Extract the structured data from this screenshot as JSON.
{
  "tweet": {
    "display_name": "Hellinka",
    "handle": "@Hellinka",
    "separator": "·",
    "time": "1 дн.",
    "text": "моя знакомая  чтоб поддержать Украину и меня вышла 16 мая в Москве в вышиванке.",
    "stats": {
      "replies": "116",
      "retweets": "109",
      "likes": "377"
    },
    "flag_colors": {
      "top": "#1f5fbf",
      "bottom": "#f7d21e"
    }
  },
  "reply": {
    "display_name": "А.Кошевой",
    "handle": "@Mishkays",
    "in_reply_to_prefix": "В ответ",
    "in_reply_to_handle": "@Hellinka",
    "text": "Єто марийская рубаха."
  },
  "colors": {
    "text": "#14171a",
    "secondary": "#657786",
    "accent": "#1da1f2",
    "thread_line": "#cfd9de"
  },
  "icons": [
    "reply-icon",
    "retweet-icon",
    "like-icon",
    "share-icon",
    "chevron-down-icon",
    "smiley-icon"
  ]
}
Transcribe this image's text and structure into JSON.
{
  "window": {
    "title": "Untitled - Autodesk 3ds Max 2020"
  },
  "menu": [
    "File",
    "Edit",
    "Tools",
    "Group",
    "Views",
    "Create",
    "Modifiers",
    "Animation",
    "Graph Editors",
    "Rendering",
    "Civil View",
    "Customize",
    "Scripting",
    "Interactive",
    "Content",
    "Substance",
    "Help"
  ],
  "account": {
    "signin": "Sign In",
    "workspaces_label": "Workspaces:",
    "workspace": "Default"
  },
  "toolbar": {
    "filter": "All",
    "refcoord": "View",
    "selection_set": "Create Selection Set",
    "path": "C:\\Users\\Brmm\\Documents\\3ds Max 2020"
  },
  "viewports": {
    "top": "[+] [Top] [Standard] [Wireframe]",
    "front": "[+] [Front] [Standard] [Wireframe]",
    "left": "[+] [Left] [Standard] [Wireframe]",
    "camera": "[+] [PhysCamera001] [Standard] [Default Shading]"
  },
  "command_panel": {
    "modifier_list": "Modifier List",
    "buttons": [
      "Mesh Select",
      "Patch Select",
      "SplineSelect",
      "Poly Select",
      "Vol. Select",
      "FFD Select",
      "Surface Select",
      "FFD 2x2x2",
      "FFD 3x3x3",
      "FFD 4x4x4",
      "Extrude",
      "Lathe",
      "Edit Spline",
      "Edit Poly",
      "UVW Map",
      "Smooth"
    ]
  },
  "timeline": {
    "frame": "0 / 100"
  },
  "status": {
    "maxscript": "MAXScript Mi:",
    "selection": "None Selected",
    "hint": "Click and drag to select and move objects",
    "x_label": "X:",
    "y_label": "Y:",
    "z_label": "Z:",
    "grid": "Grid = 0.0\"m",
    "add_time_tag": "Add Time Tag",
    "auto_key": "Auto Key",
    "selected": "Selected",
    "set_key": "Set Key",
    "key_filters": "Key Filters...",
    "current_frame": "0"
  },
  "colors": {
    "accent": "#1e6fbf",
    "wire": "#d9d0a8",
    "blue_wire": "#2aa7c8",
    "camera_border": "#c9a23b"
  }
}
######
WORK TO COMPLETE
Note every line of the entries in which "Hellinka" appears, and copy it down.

OUTPUT FOR THIS TASK
    "display_name": "Hellinka",
    "handle": "@Hellinka",
    "in_reply_to_handle": "@Hellinka",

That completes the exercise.